“I do not believe anybody believed McCarthy would get anything passed in your home,” the Democratic legislator stated.
“I do not believe anybody believed McCarthy would get anything passed in your home.”
A Democratic legislator stated
An individual acquainted with the conversations echoed the view in the White House and amongst Democrats on Capitol Hill that “nobody believed the McCarthy expense would pass.”
The altered landscape changed the administration’s “no-talks” position about handling McCarthy, the senior authorities stated, whom Biden has actually not consulted with because early February. “You need to a minimum of work out about settlements,” this individual stated.

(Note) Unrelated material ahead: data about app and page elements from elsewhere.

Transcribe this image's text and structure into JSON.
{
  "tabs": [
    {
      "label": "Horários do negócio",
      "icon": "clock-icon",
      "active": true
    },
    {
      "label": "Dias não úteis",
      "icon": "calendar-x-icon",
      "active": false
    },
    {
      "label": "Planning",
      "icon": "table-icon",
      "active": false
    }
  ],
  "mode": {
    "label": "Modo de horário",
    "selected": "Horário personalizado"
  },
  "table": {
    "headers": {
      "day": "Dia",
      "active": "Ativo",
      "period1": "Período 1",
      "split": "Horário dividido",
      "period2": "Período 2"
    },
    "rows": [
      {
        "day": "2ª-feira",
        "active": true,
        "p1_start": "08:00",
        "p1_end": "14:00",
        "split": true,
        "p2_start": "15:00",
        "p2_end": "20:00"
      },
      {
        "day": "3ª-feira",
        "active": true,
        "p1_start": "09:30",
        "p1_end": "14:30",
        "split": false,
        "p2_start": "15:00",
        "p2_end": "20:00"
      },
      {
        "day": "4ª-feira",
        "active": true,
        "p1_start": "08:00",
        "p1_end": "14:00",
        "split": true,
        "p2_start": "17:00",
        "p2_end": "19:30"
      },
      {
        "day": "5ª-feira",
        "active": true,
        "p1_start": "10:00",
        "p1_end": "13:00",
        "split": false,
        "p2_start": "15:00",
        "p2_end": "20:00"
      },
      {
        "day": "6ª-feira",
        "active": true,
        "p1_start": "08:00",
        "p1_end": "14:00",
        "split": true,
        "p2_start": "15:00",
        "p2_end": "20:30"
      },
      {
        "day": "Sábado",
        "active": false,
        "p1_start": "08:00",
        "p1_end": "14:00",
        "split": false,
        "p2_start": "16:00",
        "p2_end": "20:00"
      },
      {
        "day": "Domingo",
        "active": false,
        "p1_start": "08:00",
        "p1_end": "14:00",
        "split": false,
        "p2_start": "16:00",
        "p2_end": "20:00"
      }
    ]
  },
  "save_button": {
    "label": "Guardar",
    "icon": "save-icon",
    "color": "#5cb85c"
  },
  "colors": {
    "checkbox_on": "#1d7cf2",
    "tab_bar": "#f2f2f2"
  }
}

The White House rejected that authorities had actually not represented McCarthy’s success.
“We were not shocked and prepared for either result, as shown by the quick action we’ve taken every day given that to hold House Republicans liable for their vote,” stated White House representative Andrew Bates.

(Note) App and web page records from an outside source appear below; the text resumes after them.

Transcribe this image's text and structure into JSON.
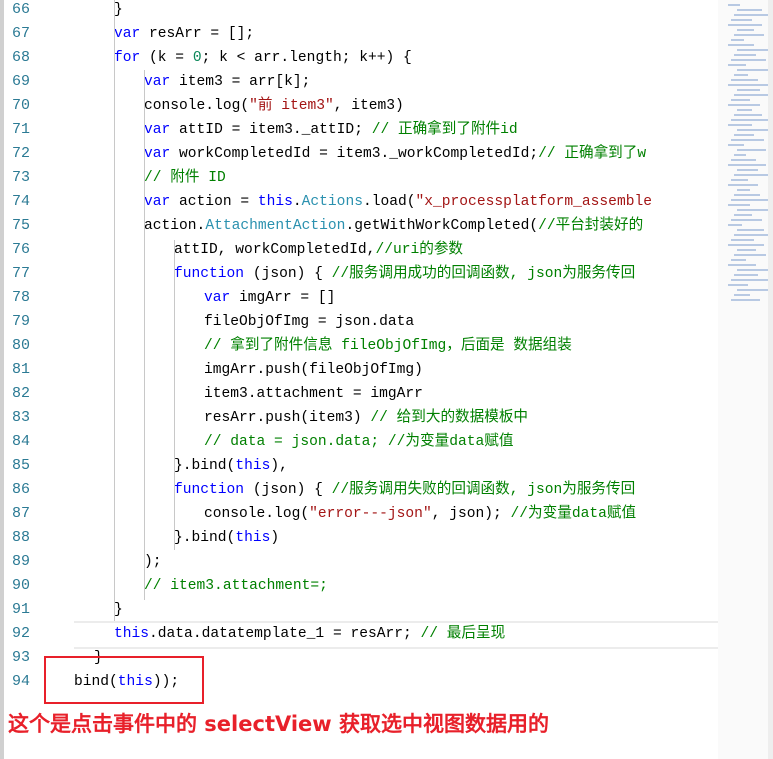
{
  "editor": {
    "lines": [
      {
        "n": "66",
        "i": 1,
        "html": "}"
      },
      {
        "n": "67",
        "i": 1,
        "html": "<span class=kw>var</span> resArr = [];"
      },
      {
        "n": "68",
        "i": 1,
        "html": "<span class=kw>for</span> (k = <span class=nu>0</span>; k &lt; arr.length; k++) {"
      },
      {
        "n": "69",
        "i": 2,
        "html": "<span class=kw>var</span> item3 = arr[k];"
      },
      {
        "n": "70",
        "i": 2,
        "html": "console.log(<span class=st>\"前 item3\"</span>, item3)"
      },
      {
        "n": "71",
        "i": 2,
        "html": "<span class=kw>var</span> attID = item3._attID; <span class=cm>// 正确拿到了附件id</span>"
      },
      {
        "n": "72",
        "i": 2,
        "html": "<span class=kw>var</span> workCompletedId = item3._workCompletedId;<span class=cm>// 正确拿到了w</span>"
      },
      {
        "n": "73",
        "i": 2,
        "html": "<span class=cm>// 附件 ID</span>"
      },
      {
        "n": "74",
        "i": 2,
        "html": "<span class=kw>var</span> action = <span class=kw>this</span>.<span class=ty>Actions</span>.load(<span class=st>\"x_processplatform_assemble</span>"
      },
      {
        "n": "75",
        "i": 2,
        "html": "action.<span class=ty>AttachmentAction</span>.getWithWorkCompleted(<span class=cm>//平台封装好的</span>"
      },
      {
        "n": "76",
        "i": 3,
        "html": "attID, workCompletedId,<span class=cm>//uri的参数</span>"
      },
      {
        "n": "77",
        "i": 3,
        "html": "<span class=kw>function</span> (json) { <span class=cm>//服务调用成功的回调函数, json为服务传回</span>"
      },
      {
        "n": "78",
        "i": 4,
        "html": "<span class=kw>var</span> imgArr = []"
      },
      {
        "n": "79",
        "i": 4,
        "html": "fileObjOfImg = json.data"
      },
      {
        "n": "80",
        "i": 4,
        "html": "<span class=cm>// 拿到了附件信息 fileObjOfImg，后面是 数据组装</span>"
      },
      {
        "n": "81",
        "i": 4,
        "html": "imgArr.push(fileObjOfImg)"
      },
      {
        "n": "82",
        "i": 4,
        "html": "item3.attachment = imgArr"
      },
      {
        "n": "83",
        "i": 4,
        "html": "resArr.push(item3) <span class=cm>// 给到大的数据模板中</span>"
      },
      {
        "n": "84",
        "i": 4,
        "html": "<span class=cm>// data = json.data; //为变量data赋值</span>"
      },
      {
        "n": "85",
        "i": 3,
        "html": "}.bind(<span class=kw>this</span>),"
      },
      {
        "n": "86",
        "i": 3,
        "html": "<span class=kw>function</span> (json) { <span class=cm>//服务调用失败的回调函数, json为服务传回</span>"
      },
      {
        "n": "87",
        "i": 4,
        "html": "console.log(<span class=st>\"error---json\"</span>, json); <span class=cm>//为变量data赋值</span>"
      },
      {
        "n": "88",
        "i": 3,
        "html": "}.bind(<span class=kw>this</span>)"
      },
      {
        "n": "89",
        "i": 2,
        "html": ");"
      },
      {
        "n": "90",
        "i": 2,
        "html": "<span class=cm>// item3.attachment=;</span>"
      },
      {
        "n": "91",
        "i": 1,
        "html": "}"
      },
      {
        "n": "92",
        "i": 1,
        "html": "<span class=kw>this</span>.data.datatemplate_1 = resArr; <span class=cm>// 最后呈现</span>"
      },
      {
        "n": "93",
        "i": 0.5,
        "html": "}"
      },
      {
        "n": "94",
        "i": 0,
        "html": "bind(<span class=kw>this</span>));"
      }
    ]
  },
  "annotation": {
    "text": "这个是点击事件中的 selectView 获取选中视图数据用的"
  }
}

Bates, in a declaration to NBC News, stated Biden is protecting his program versus Republican cuts and “free gifts,” which the president’s position follows previous standoffs over the financial obligation limitation.
“Nearly every House Republican simply went on record to their constituents stating they will solitarily eliminate tasks, organizations, and pension unless they have the ability to defund police, make unmatched cuts that break the country’s pledges to veterans, and pass tax free gifts to the abundant,” Bates stated.
The White House has actually driven the argument that Republicans deal with more threat.
“The greatest risk to the economy is a self-inflicted default threatened by House Republicans, which would eliminate countless tasks, raise expenses for organizations and households, and increase the danger of an economic crisis,” White House representative Michael Kikukawa stated.
“The greatest hazard to the economy is a self-inflicted default threatened by House Republicans, which would eliminate countless tasks, raise expenses for companies and households, and increase the danger of an economic crisis.”
White House representative Michael Kikukawa
With no clear sign of how the experience can be fixed, the Biden administration is declining to rule out alternatives like conjuring up the 14th Amendment, checking an unknown constitutional arrangement that a Treasury authorities validated Tuesday was under conversation. The legal theory argues the federal government can raise the financial obligation ceiling unilaterally by considering the financial obligation limitation statute unconstitutional. The Obama administration pulled back from the concept in 2013, and there are concerns about whether it is lawfully practical.
Another senior administration authorities advised care amidst reports that the White House was seriously amusing the theory. A White House authorities stated that the option rests with legislators, which the administration will continue to make this case.
“This is on Congress to act and we’re not going to let Congress off the hook,” the authorities stated.
The stakes for Biden are increasing. A default would be a present to Republicans who aspire to press him into a corner as issues intensify over what might take place if the federal government lacks cash to pay its costs, weighing him down ahead of a bitter governmental race.
“Republicans wish to move the story to Biden’s economy,” the Democratic assistant stated, highlighting the political danger for Biden.
While Biden has actually stressed that it depends on Congress to raise the financial obligation limitation, an establishing crisis might cast doubt on his pitch to citizens that he is finest geared up to guide the country through a crisis and provide fodder to Republicans who are wanting to turn the effects of default back on him.
“What do you operate on in 2024 if you default on America’s financial obligation?” the source asked.